[RECORDS FOR THE EXERCISE]
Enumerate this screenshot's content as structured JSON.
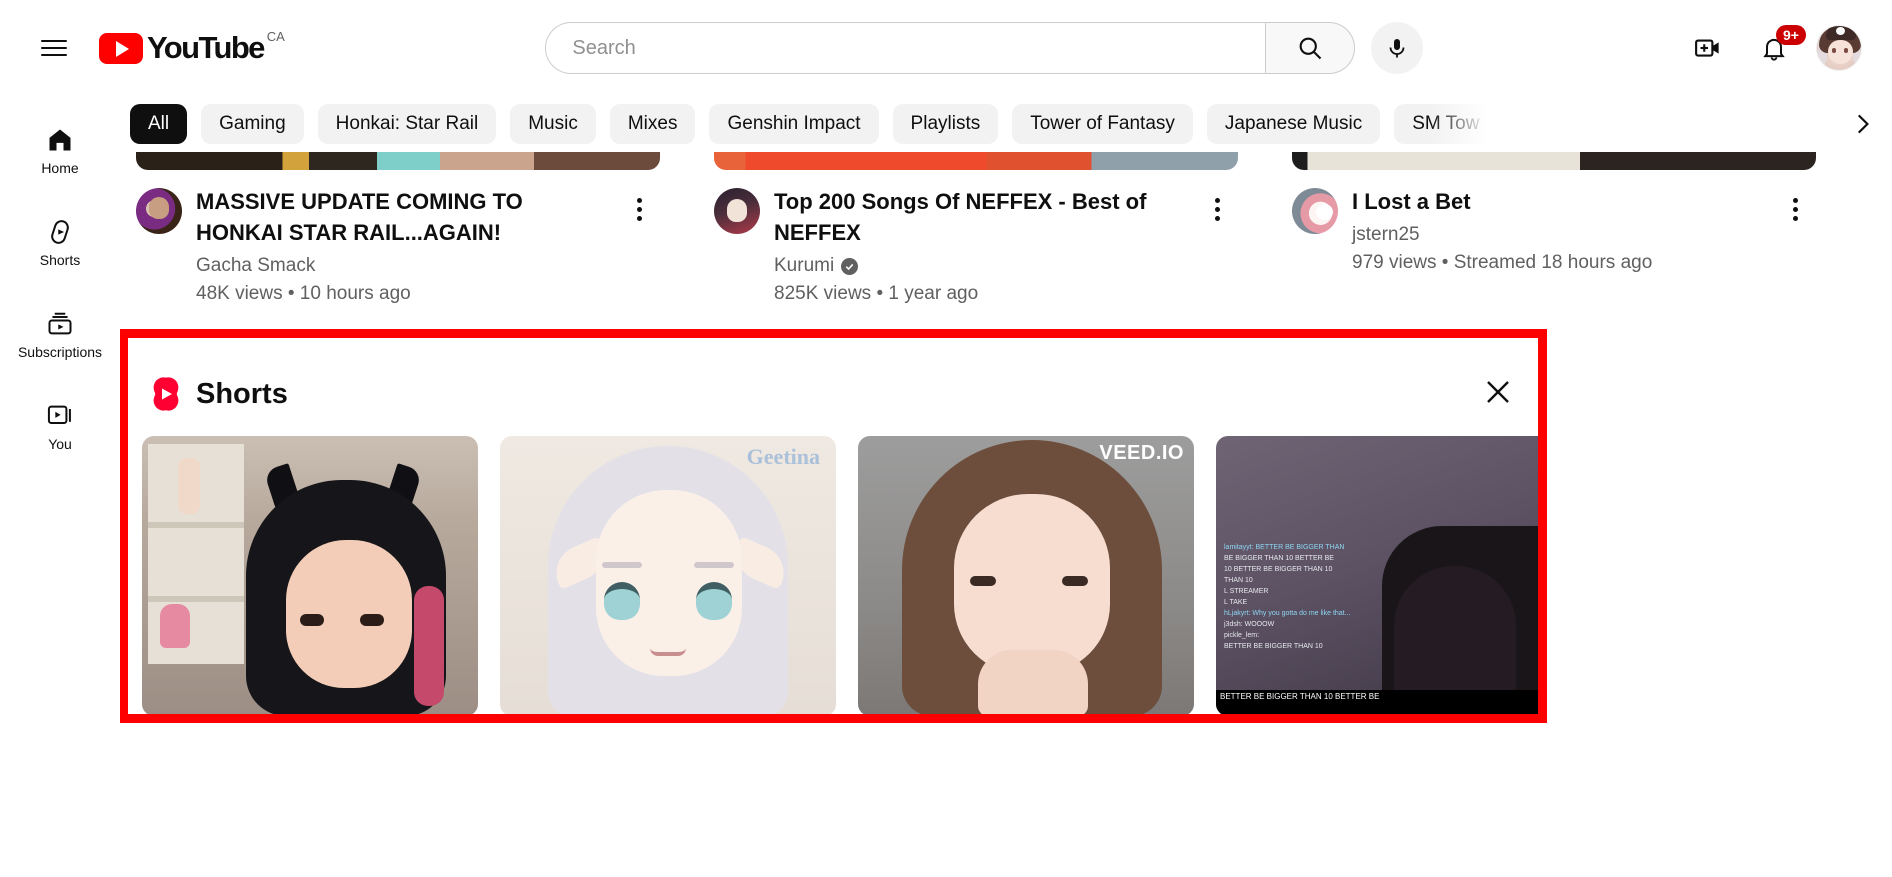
{
  "header": {
    "menu_icon": "hamburger-menu-icon",
    "logo_text": "YouTube",
    "logo_country": "CA",
    "search": {
      "value": "",
      "placeholder": "Search",
      "button_icon": "search-icon"
    },
    "mic_icon": "microphone-icon",
    "create_icon": "create-video-icon",
    "notifications_icon": "notification-bell-icon",
    "notifications_badge": "9+",
    "avatar_alt": "user-avatar"
  },
  "sidebar": {
    "items": [
      {
        "label": "Home",
        "icon": "home-icon",
        "active": true
      },
      {
        "label": "Shorts",
        "icon": "shorts-icon",
        "active": false
      },
      {
        "label": "Subscriptions",
        "icon": "subscriptions-icon",
        "active": false
      },
      {
        "label": "You",
        "icon": "you-icon",
        "active": false
      }
    ]
  },
  "chips": {
    "items": [
      {
        "label": "All",
        "active": true
      },
      {
        "label": "Gaming",
        "active": false
      },
      {
        "label": "Honkai: Star Rail",
        "active": false
      },
      {
        "label": "Music",
        "active": false
      },
      {
        "label": "Mixes",
        "active": false
      },
      {
        "label": "Genshin Impact",
        "active": false
      },
      {
        "label": "Playlists",
        "active": false
      },
      {
        "label": "Tower of Fantasy",
        "active": false
      },
      {
        "label": "Japanese Music",
        "active": false
      },
      {
        "label": "SM Tow",
        "active": false
      }
    ],
    "next_arrow_icon": "chevron-right-icon"
  },
  "videos": [
    {
      "title": "MASSIVE UPDATE COMING TO HONKAI STAR RAIL...AGAIN!",
      "channel": "Gacha Smack",
      "verified": false,
      "stats": "48K views • 10 hours ago",
      "menu_icon": "kebab-menu-icon"
    },
    {
      "title": "Top 200 Songs Of NEFFEX - Best of NEFFEX",
      "channel": "Kurumi",
      "verified": true,
      "stats": "825K views • 1 year ago",
      "menu_icon": "kebab-menu-icon"
    },
    {
      "title": "I Lost a Bet",
      "channel": "jstern25",
      "verified": false,
      "stats": "979 views • Streamed 18 hours ago",
      "menu_icon": "kebab-menu-icon"
    }
  ],
  "shorts_shelf": {
    "title": "Shorts",
    "logo_icon": "shorts-logo-icon",
    "close_icon": "close-icon",
    "highlight_color": "#ff0000",
    "items": [
      {
        "watermark": ""
      },
      {
        "watermark": "Geetina"
      },
      {
        "watermark": "VEED.IO"
      },
      {
        "watermark": ""
      }
    ],
    "chat_lines": [
      "lamitayyt: BETTER BE BIGGER THAN",
      "BE BIGGER THAN 10 BETTER BE",
      "10 BETTER BE BIGGER THAN 10",
      "THAN 10",
      "L STREAMER",
      "L TAKE",
      "hLjakyrt: Why you gotta do me like that...",
      "j3dsh: WOOOW",
      "pickle_lem:",
      "BETTER BE BIGGER THAN 10"
    ],
    "banner_text": "BETTER BE BIGGER THAN 10 BETTER BE"
  },
  "colors": {
    "brand_red": "#ff0000",
    "badge_red": "#cc0000",
    "text_primary": "#0f0f0f",
    "text_secondary": "#606060",
    "chip_bg": "#f2f2f2"
  }
}
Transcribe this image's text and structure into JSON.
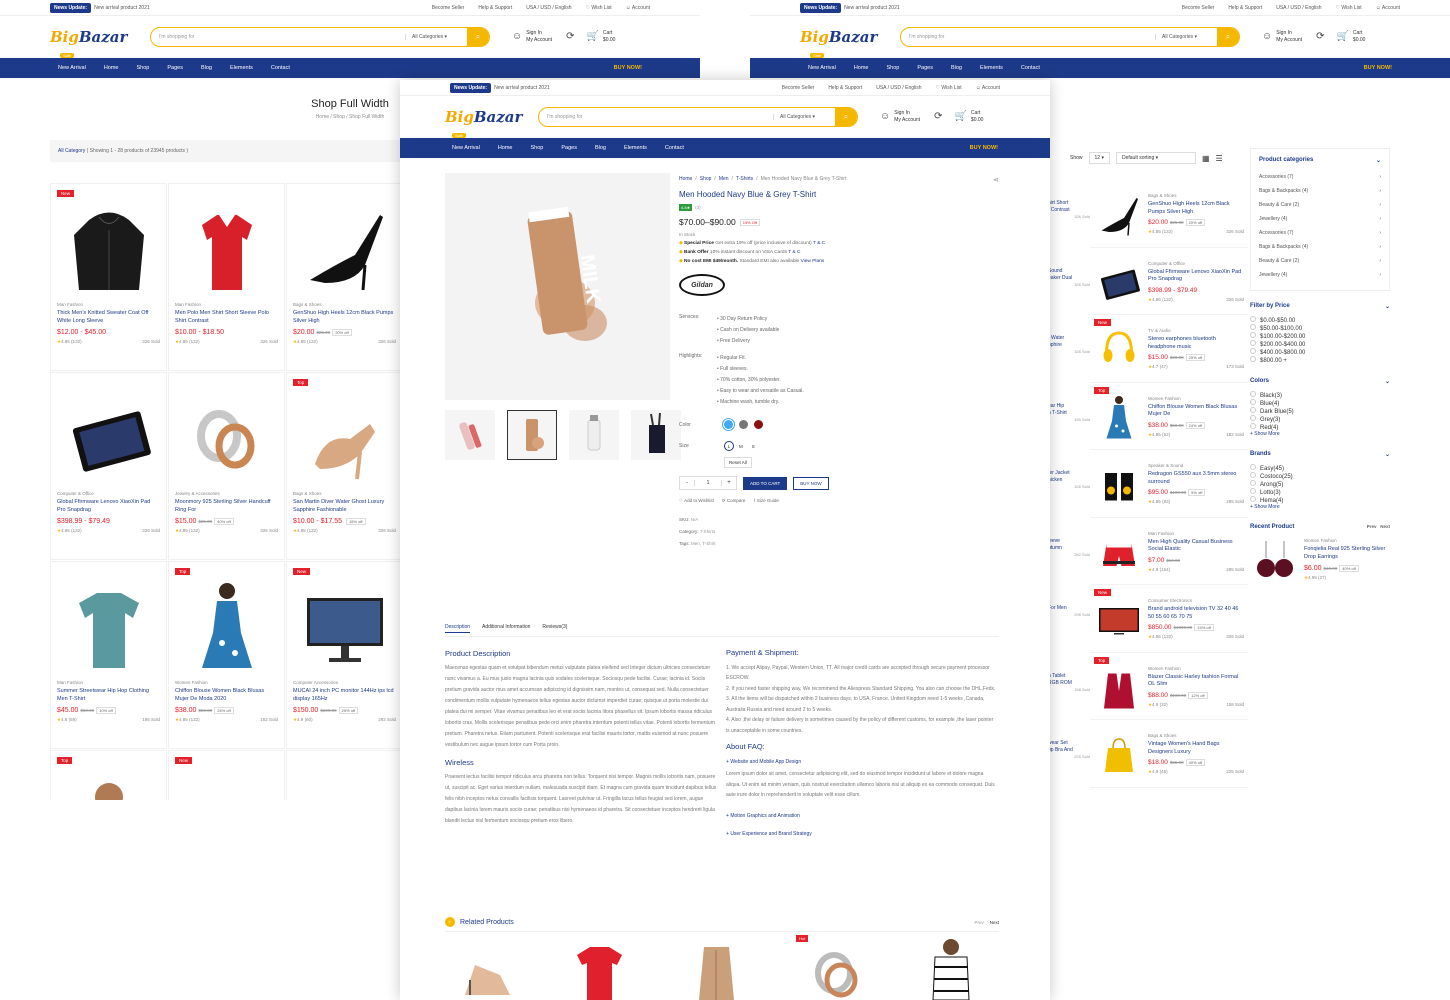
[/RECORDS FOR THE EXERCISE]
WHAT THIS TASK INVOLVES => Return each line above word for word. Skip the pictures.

EXERCISE SOLUTION =>
Enumerate this screenshot's content as structured JSON.
{
  "header": {
    "menu_icon": "hamburger-menu-icon",
    "logo_text": "YouTube",
    "logo_country": "CA",
    "search": {
      "value": "",
      "placeholder": "Search",
      "button_icon": "search-icon"
    },
    "mic_icon": "microphone-icon",
    "create_icon": "create-video-icon",
    "notifications_icon": "notification-bell-icon",
    "notifications_badge": "9+",
    "avatar_alt": "user-avatar"
  },
  "sidebar": {
    "items": [
      {
        "label": "Home",
        "icon": "home-icon",
        "active": true
      },
      {
        "label": "Shorts",
        "icon": "shorts-icon",
        "active": false
      },
      {
        "label": "Subscriptions",
        "icon": "subscriptions-icon",
        "active": false
      },
      {
        "label": "You",
        "icon": "you-icon",
        "active": false
      }
    ]
  },
  "chips": {
    "items": [
      {
        "label": "All",
        "active": true
      },
      {
        "label": "Gaming",
        "active": false
      },
      {
        "label": "Honkai: Star Rail",
        "active": false
      },
      {
        "label": "Music",
        "active": false
      },
      {
        "label": "Mixes",
        "active": false
      },
      {
        "label": "Genshin Impact",
        "active": false
      },
      {
        "label": "Playlists",
        "active": false
      },
      {
        "label": "Tower of Fantasy",
        "active": false
      },
      {
        "label": "Japanese Music",
        "active": false
      },
      {
        "label": "SM Tow",
        "active": false
      }
    ],
    "next_arrow_icon": "chevron-right-icon"
  },
  "videos": [
    {
      "title": "MASSIVE UPDATE COMING TO HONKAI STAR RAIL...AGAIN!",
      "channel": "Gacha Smack",
      "verified": false,
      "stats": "48K views • 10 hours ago",
      "menu_icon": "kebab-menu-icon"
    },
    {
      "title": "Top 200 Songs Of NEFFEX - Best of NEFFEX",
      "channel": "Kurumi",
      "verified": true,
      "stats": "825K views • 1 year ago",
      "menu_icon": "kebab-menu-icon"
    },
    {
      "title": "I Lost a Bet",
      "channel": "jstern25",
      "verified": false,
      "stats": "979 views • Streamed 18 hours ago",
      "menu_icon": "kebab-menu-icon"
    }
  ],
  "shorts_shelf": {
    "title": "Shorts",
    "logo_icon": "shorts-logo-icon",
    "close_icon": "close-icon",
    "highlight_color": "#ff0000",
    "items": [
      {
        "watermark": ""
      },
      {
        "watermark": "Geetina"
      },
      {
        "watermark": "VEED.IO"
      },
      {
        "watermark": ""
      }
    ],
    "chat_lines": [
      "lamitayyt: BETTER BE BIGGER THAN",
      "BE BIGGER THAN 10 BETTER BE",
      "10 BETTER BE BIGGER THAN 10",
      "THAN 10",
      "L STREAMER",
      "L TAKE",
      "hLjakyrt: Why you gotta do me like that...",
      "j3dsh: WOOOW",
      "pickle_lem:",
      "BETTER BE BIGGER THAN 10"
    ],
    "banner_text": "BETTER BE BIGGER THAN 10 BETTER BE"
  },
  "colors": {
    "brand_red": "#ff0000",
    "badge_red": "#cc0000",
    "text_primary": "#0f0f0f",
    "text_secondary": "#606060",
    "chip_bg": "#f2f2f2"
  }
}
Transcribe this image's text and structure into JSON.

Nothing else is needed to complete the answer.